Master Digital Design students present first LGBTQI+ museum in virtual reality
Reliable and positive information about LGBTQI+ culture is hard to find online. That’s why students from the Master Digital Design (Hogeschool van Amsterdam/AUAS) created a LGBTQI+ museum in virtual reality.
This summer, festival Queer Currents has the scoop and will display the museum at several locations before and during Amsterdam Pride. The VR museum includes personal stories, a virtual Amsterdam Pride and an exhibition of Pride Photo 2022. ‘We want everyone to have a moment where they say: “Wow, I didn’t know that.”’
Students Casper Sterrenburg, Anastasia Maimescu, Damir Ćatibović and Olico Matsjitadze from the Master Digital Design created a digital museum showcasing LHBTQI+ culture, on the instruction of Mirjam Vosmeer, researcher VR for Diversity. The students spoke to members of Amsterdam University of Applied Sciences’ LGBTQI+ community (HvA Pride) beforehand to hear about their biggest frustrations. The main point that came forward: for people who want to learn more about LGBTQI+ culture, it’s hard to find reliable and interesting information online. The students therefore designed a virtual museum to provide a space where people can learn more about LGBTQI+ culture through a unique combination of personal stories, media and art.
Queer Currents organizer Gijs Stork was enthusiastic about the students' VR museum and decided to show it during the festival. “I find this initiative important. A queer museum like this was missing up till now, but we do need a place like this. The VR museum conveys the diversity of the queer community very well, and therefore we’re glad to show it at Queer Currents.”
In the museum, visitors use a VR headset to explore rooms with various exhibits. The entrance features a wall with flags from the different LGBTQI+ communities, and further on is a place where visitors can watch and listen to personal stories. Visitors also learn about gay rights worldwide, for example, and about gender through a virtual ‘genderbread person’.
The museum also features an exhibition with selected work of the Pride Photo 2022. There is also a ‘Pride Experience Room’. In this virtual replica of the Pride celebration in Amsterdam, visitors get a 360-degree view of canalside houses, boats and people dancing on the quays.
'The intention isn’t to force people to learn something,’ Casper says. ‘Above all, we wanted to make this a surprising and interactive experience about LGBTQI+ culture, in which visitors might also learn something new. Our goal is for everyone to eventually have that eureka moment in the museum.
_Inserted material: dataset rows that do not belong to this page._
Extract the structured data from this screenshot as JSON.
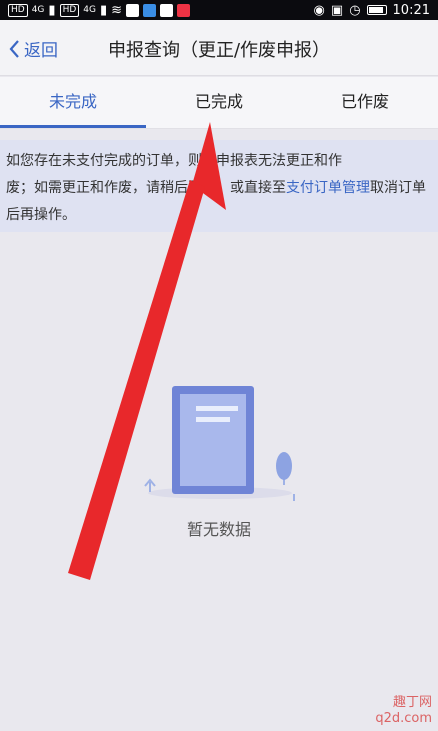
{
  "statusbar": {
    "left_chips": [
      "HD",
      "4G",
      "HD",
      "4G"
    ],
    "time": "10:21"
  },
  "navbar": {
    "back_label": "返回",
    "title": "申报查询（更正/作废申报）"
  },
  "tabs": [
    {
      "label": "未完成",
      "active": true
    },
    {
      "label": "已完成",
      "active": false
    },
    {
      "label": "已作废",
      "active": false
    }
  ],
  "notice": {
    "line1": "如您存在未支付完成的订单，则该申报表无法更正和作",
    "line2": "废；如需更正和作废，请稍后再试，或直接至",
    "link": "支付订单管理",
    "line3": "取消订单后再操作。"
  },
  "empty_state": {
    "text": "暂无数据"
  },
  "watermark": {
    "line1": "趣丁网",
    "line2": "q2d.com"
  },
  "colors": {
    "accent": "#3a66c4",
    "arrow": "#e8282b",
    "notice_bg": "#dfe2f2"
  }
}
This happened during the user tests, too: we often heard, “Oh, I didn’t know that.”’
The students from the Master’s programme in Digital Design developed this museum based on an assignment from AUAS researcher Mirjam Vosmeer for her VR for Diversity project and were coached by researcher Sky Leslie.